Learning Portuguese as an Adult vs. as a Child

in Business · 26-06-2020 01:00:00 · 2 Comments
Learning Portuguese as an Adult vs. as a Child

As an adult, learning a language can feel overwhelming. Our brains don’t soak up new information like a sponge the way they did when we were children. A child’s brain is primed to recognise patterns unconsciously, the pieces of language simply falling into place.

This doesn’t mean all hope is lost! It just means the approach for adults is a bit different.

Adults notice patterns too, but over time our brains become more efficient. They group the new in with the old and ignore or forget things to make space for the vast amount of information processed on a daily basis. The unfortunate side effect of this streamlining is that learning becomes more effortful and we need guidance to put the puzzle together.

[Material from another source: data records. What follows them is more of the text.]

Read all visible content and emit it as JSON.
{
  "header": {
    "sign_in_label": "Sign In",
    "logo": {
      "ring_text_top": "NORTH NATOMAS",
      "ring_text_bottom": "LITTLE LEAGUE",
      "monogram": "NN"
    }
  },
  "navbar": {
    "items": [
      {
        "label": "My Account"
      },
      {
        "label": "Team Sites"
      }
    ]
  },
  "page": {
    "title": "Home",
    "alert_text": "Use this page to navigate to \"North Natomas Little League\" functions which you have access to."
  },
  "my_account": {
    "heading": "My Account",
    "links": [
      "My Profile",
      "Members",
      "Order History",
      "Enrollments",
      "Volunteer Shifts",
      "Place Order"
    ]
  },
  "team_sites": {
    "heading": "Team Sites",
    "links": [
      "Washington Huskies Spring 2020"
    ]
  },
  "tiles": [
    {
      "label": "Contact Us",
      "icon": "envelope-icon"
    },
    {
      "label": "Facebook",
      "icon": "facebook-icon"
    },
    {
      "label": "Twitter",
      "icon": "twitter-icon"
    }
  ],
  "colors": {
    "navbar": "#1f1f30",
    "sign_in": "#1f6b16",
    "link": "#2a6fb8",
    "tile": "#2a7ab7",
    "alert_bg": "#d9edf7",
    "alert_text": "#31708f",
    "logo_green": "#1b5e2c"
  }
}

Luckily, adults have an important asset: years of life experience. All that wisdom we’ve acquired with age must count for something, right? Learning may not come as naturally, but adults are better at researching, analysing, and taking ownership of the learning process. We take notes when we come across something important and we ask questions or seek out related information when we’re challenged. We can adjust our focus and methods to fit our own individual strengths, weaknesses, and goals.

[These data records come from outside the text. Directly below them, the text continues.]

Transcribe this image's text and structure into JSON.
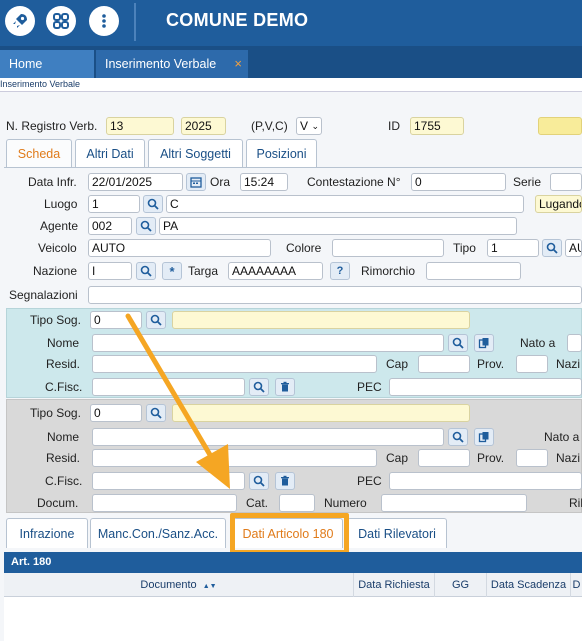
{
  "app": {
    "title": "COMUNE DEMO",
    "icons": [
      "rocket-icon",
      "grid-icon",
      "menu-dots-icon"
    ]
  },
  "window_tabs": [
    {
      "label": "Home"
    },
    {
      "label": "Inserimento Verbale",
      "close": "×"
    }
  ],
  "breadcrumb": "Inserimento Verbale",
  "header": {
    "reg_label": "N. Registro Verb.",
    "reg_value": "13",
    "year_value": "2025",
    "pvc_label": "(P,V,C)",
    "pvc_value": "V",
    "id_label": "ID",
    "id_value": "1755"
  },
  "inner_tabs": [
    "Scheda",
    "Altri Dati",
    "Altri Soggetti",
    "Posizioni"
  ],
  "scheda": {
    "data_infr_label": "Data Infr.",
    "data_infr_value": "22/01/2025",
    "ora_label": "Ora",
    "ora_value": "15:24",
    "contest_label": "Contestazione N°",
    "contest_value": "0",
    "serie_label": "Serie",
    "luogo_label": "Luogo",
    "luogo_code": "1",
    "luogo_desc": "C",
    "luogo_city": "Lugando",
    "agente_label": "Agente",
    "agente_code": "002",
    "agente_desc": "PA",
    "veicolo_label": "Veicolo",
    "veicolo_value": "AUTO",
    "colore_label": "Colore",
    "tipo_label": "Tipo",
    "tipo_code": "1",
    "tipo_desc": "AU",
    "nazione_label": "Nazione",
    "nazione_value": "I",
    "star": "*",
    "targa_label": "Targa",
    "targa_value": "AAAAAAAA",
    "targa_help": "?",
    "rimorchio_label": "Rimorchio",
    "segnalazioni_label": "Segnalazioni"
  },
  "soggetto1": {
    "tipo_label": "Tipo Sog.",
    "tipo_value": "0",
    "nome_label": "Nome",
    "nato_label": "Nato a",
    "resid_label": "Resid.",
    "cap_label": "Cap",
    "prov_label": "Prov.",
    "nazi_label": "Nazi",
    "cfisc_label": "C.Fisc.",
    "pec_label": "PEC"
  },
  "soggetto2": {
    "tipo_label": "Tipo Sog.",
    "tipo_value": "0",
    "nome_label": "Nome",
    "nato_label": "Nato a",
    "resid_label": "Resid.",
    "cap_label": "Cap",
    "prov_label": "Prov.",
    "nazi_label": "Nazi",
    "cfisc_label": "C.Fisc.",
    "pec_label": "PEC",
    "docum_label": "Docum.",
    "cat_label": "Cat.",
    "numero_label": "Numero",
    "ril_label": "Ril"
  },
  "bottom_tabs": [
    "Infrazione",
    "Manc.Con./Sanz.Acc.",
    "Dati Articolo 180",
    "Dati Rilevatori"
  ],
  "art180": {
    "title": "Art. 180",
    "columns": [
      "Documento",
      "Data Richiesta",
      "GG",
      "Data Scadenza",
      "D"
    ],
    "sort_icon": "▲▼"
  },
  "colors": {
    "topbar": "#1f5d9c",
    "accent": "#e07b1a",
    "highlight": "#f5a623",
    "soggetto1_bg": "#cde8ec",
    "soggetto2_bg": "#d9d9d9"
  }
}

Adults need to navigate more complex layers of language to feel fluent, including the cultural aspects that dictate talking to others within a variety of contexts. We can benefit from our experience adapting to new situations, making use of what we know to improvise our way through a conversation. Children may be better “speakers” in a second language, but adults are better “communicators”.

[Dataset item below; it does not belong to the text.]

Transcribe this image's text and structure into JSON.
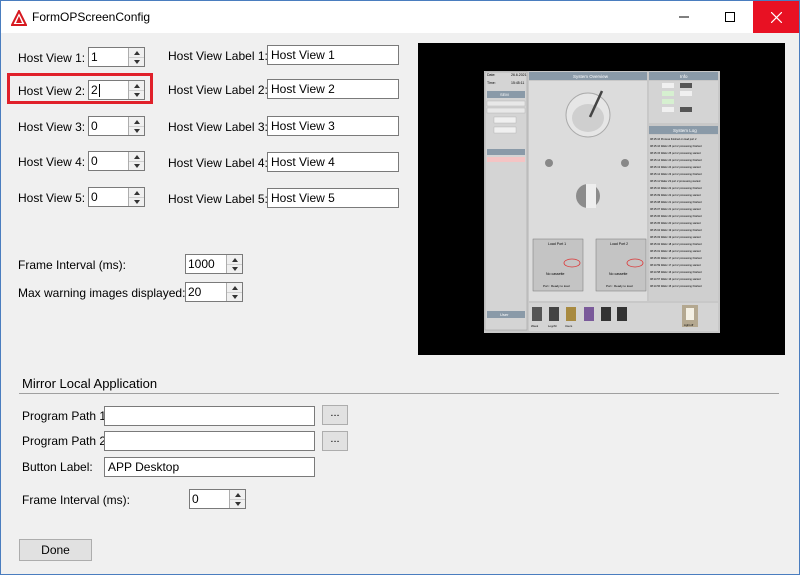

Children have a huge advantage when it comes to attitude: they are naturally curious and aren’t as worried about making fools of themselves! With age comes more social awareness, and less free time, so incorporating elements of exploration into language learning can be challenging. Adults may require a bit more structure and focus, but we should still take inspiration from the playful and fearless way children interact with the world and use it to develop a growth-oriented mindset.

The next time you think it’s “too late” to learn Portuguese, remember to take advantage of your adult capacity to control and question the learning process. Ask yourself: What makes learning feel like play to you? How can you use your own skills and past experiences to set yourself up for success?

For further information, explore www.PracticePortuguese.com and discover how learning can be engaging and effective for adults!


I learned Portuguese as an eight year old, and continued through ginásio at seventeen. I am a native speaker. By contrast, my father was thirty five when we went to Brazil and he continued to work in Portuguese speaking lands, Brazil, Moçambique, and Guiné Bissau until he retired thirty years later. Although he was competent, it was always clear he was not close to a native speaker.

by George' Browne from USA on 26-06-2020 09:01:00

Teaching English as a foreign language in Brazil has shown me how cultural differences can also have huge impact on adult learners. Advanced students in Brazil like to demonstrate their skills and tend to quickly point out any grammatical errors made by less experienced fellow Brazilians. Every private student I've taught in Brazil has encountered this at some level so I've found that it is essential to start building their confidence from the very beginning.

by David G from Other on 26-06-2020 07:05:00
Interactive Topics, send us your comments/opinion on this article.

Please note that The Portugal News may use selected comments in the printed edition of the newspaper.